◆ Task requirements: All records that follow are to be output exactly.

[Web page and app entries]
━━━━━━━━━━━━━━━━━━━━━━━━━━━━━━
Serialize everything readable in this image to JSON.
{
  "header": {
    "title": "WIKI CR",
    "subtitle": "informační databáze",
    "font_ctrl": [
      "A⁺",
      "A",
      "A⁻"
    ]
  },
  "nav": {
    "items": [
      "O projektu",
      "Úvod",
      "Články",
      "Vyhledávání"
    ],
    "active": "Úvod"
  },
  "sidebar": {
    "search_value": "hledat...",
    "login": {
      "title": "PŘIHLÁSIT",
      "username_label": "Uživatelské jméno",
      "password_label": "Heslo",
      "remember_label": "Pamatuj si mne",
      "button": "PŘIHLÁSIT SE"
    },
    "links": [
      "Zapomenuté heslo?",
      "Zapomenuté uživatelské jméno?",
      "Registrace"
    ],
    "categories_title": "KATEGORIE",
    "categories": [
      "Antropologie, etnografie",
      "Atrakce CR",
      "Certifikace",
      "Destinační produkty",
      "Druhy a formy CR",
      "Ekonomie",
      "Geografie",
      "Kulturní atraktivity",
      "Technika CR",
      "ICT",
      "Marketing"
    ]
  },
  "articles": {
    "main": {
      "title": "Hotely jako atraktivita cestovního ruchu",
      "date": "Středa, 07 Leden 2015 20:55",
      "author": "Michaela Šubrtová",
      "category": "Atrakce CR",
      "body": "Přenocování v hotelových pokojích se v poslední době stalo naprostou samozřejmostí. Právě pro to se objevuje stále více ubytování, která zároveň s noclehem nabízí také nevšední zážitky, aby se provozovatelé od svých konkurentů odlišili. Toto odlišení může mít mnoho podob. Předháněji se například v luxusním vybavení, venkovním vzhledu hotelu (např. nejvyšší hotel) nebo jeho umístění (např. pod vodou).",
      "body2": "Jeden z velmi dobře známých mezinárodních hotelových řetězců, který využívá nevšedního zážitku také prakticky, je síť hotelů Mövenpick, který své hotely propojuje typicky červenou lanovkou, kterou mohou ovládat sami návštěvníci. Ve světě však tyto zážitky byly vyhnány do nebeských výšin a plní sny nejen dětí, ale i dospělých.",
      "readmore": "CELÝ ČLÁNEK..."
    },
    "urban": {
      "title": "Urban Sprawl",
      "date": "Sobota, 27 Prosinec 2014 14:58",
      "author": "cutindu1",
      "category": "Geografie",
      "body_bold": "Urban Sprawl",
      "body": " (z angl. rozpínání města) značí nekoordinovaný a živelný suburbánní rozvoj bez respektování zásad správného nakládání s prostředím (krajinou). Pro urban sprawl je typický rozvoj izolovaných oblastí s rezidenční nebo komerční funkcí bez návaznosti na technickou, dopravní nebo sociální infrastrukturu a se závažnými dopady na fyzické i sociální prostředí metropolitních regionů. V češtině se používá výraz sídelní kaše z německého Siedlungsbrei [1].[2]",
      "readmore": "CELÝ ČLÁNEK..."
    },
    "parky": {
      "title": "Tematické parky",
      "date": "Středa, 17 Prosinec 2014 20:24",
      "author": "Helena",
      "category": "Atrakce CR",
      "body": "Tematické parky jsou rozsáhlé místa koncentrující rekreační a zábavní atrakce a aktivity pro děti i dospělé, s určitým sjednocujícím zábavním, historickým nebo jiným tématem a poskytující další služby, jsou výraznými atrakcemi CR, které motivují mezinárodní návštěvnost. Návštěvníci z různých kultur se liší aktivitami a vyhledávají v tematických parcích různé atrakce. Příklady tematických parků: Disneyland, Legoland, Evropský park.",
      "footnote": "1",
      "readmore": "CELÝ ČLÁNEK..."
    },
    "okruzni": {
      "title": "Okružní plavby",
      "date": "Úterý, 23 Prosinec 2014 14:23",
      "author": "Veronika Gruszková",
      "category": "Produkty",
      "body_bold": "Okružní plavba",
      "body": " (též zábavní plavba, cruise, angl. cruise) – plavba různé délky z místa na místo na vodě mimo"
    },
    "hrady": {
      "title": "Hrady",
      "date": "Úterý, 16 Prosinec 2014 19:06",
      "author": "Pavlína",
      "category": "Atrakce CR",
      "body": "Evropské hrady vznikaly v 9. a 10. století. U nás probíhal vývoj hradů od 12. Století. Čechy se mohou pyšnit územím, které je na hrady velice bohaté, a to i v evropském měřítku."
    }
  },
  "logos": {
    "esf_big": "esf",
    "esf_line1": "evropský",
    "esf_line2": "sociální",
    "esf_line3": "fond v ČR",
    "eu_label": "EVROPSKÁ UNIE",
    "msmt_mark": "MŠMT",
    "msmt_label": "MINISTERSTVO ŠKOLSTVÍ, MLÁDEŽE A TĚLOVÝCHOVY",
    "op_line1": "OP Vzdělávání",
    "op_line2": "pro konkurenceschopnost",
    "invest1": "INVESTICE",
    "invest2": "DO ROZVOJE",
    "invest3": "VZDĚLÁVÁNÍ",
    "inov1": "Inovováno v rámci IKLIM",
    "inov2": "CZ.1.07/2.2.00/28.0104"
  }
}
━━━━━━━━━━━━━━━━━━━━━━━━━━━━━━
◆ Expected output:
Serialize everything readable in this image to JSON.
{
  "header": {
    "title": "WIKI CR",
    "subtitle": "informační databáze",
    "font_ctrl": [
      "A⁺",
      "A",
      "A⁻"
    ]
  },
  "nav": {
    "items": [
      "O projektu",
      "Úvod",
      "Články",
      "Vyhledávání"
    ],
    "active": "Úvod"
  },
  "sidebar": {
    "search_value": "hledat...",
    "login": {
      "title": "PŘIHLÁSIT",
      "username_label": "Uživatelské jméno",
      "password_label": "Heslo",
      "remember_label": "Pamatuj si mne",
      "button": "PŘIHLÁSIT SE"
    },
    "links": [
      "Zapomenuté heslo?",
      "Zapomenuté uživatelské jméno?",
      "Registrace"
    ],
    "categories_title": "KATEGORIE",
    "categories": [
      "Antropologie, etnografie",
      "Atrakce CR",
      "Certifikace",
      "Destinační produkty",
      "Druhy a formy CR",
      "Ekonomie",
      "Geografie",
      "Kulturní atraktivity",
      "Technika CR",
      "ICT",
      "Marketing"
    ]
  },
  "articles": {
    "main": {
      "title": "Hotely jako atraktivita cestovního ruchu",
      "date": "Středa, 07 Leden 2015 20:55",
      "author": "Michaela Šubrtová",
      "category": "Atrakce CR",
      "body": "Přenocování v hotelových pokojích se v poslední době stalo naprostou samozřejmostí. Právě pro to se objevuje stále více ubytování, která zároveň s noclehem nabízí také nevšední zážitky, aby se provozovatelé od svých konkurentů odlišili. Toto odlišení může mít mnoho podob. Předháněji se například v luxusním vybavení, venkovním vzhledu hotelu (např. nejvyšší hotel) nebo jeho umístění (např. pod vodou).",
      "body2": "Jeden z velmi dobře známých mezinárodních hotelových řetězců, který využívá nevšedního zážitku také prakticky, je síť hotelů Mövenpick, který své hotely propojuje typicky červenou lanovkou, kterou mohou ovládat sami návštěvníci. Ve světě však tyto zážitky byly vyhnány do nebeských výšin a plní sny nejen dětí, ale i dospělých.",
      "readmore": "CELÝ ČLÁNEK..."
    },
    "urban": {
      "title": "Urban Sprawl",
      "date": "Sobota, 27 Prosinec 2014 14:58",
      "author": "cutindu1",
      "category": "Geografie",
      "body_bold": "Urban Sprawl",
      "body": " (z angl. rozpínání města) značí nekoordinovaný a živelný suburbánní rozvoj bez respektování zásad správného nakládání s prostředím (krajinou). Pro urban sprawl je typický rozvoj izolovaných oblastí s rezidenční nebo komerční funkcí bez návaznosti na technickou, dopravní nebo sociální infrastrukturu a se závažnými dopady na fyzické i sociální prostředí metropolitních regionů. V češtině se používá výraz sídelní kaše z německého Siedlungsbrei [1].[2]",
      "readmore": "CELÝ ČLÁNEK..."
    },
    "parky": {
      "title": "Tematické parky",
      "date": "Středa, 17 Prosinec 2014 20:24",
      "author": "Helena",
      "category": "Atrakce CR",
      "body": "Tematické parky jsou rozsáhlé místa koncentrující rekreační a zábavní atrakce a aktivity pro děti i dospělé, s určitým sjednocujícím zábavním, historickým nebo jiným tématem a poskytující další služby, jsou výraznými atrakcemi CR, které motivují mezinárodní návštěvnost. Návštěvníci z různých kultur se liší aktivitami a vyhledávají v tematických parcích různé atrakce. Příklady tematických parků: Disneyland, Legoland, Evropský park.",
      "footnote": "1",
      "readmore": "CELÝ ČLÁNEK..."
    },
    "okruzni": {
      "title": "Okružní plavby",
      "date": "Úterý, 23 Prosinec 2014 14:23",
      "author": "Veronika Gruszková",
      "category": "Produkty",
      "body_bold": "Okružní plavba",
      "body": " (též zábavní plavba, cruise, angl. cruise) – plavba různé délky z místa na místo na vodě mimo"
    },
    "hrady": {
      "title": "Hrady",
      "date": "Úterý, 16 Prosinec 2014 19:06",
      "author": "Pavlína",
      "category": "Atrakce CR",
      "body": "Evropské hrady vznikaly v 9. a 10. století. U nás probíhal vývoj hradů od 12. Století. Čechy se mohou pyšnit územím, které je na hrady velice bohaté, a to i v evropském měřítku."
    }
  },
  "logos": {
    "esf_big": "esf",
    "esf_line1": "evropský",
    "esf_line2": "sociální",
    "esf_line3": "fond v ČR",
    "eu_label": "EVROPSKÁ UNIE",
    "msmt_mark": "MŠMT",
    "msmt_label": "MINISTERSTVO ŠKOLSTVÍ, MLÁDEŽE A TĚLOVÝCHOVY",
    "op_line1": "OP Vzdělávání",
    "op_line2": "pro konkurenceschopnost",
    "invest1": "INVESTICE",
    "invest2": "DO ROZVOJE",
    "invest3": "VZDĚLÁVÁNÍ",
    "inov1": "Inovováno v rámci IKLIM",
    "inov2": "CZ.1.07/2.2.00/28.0104"
  }
}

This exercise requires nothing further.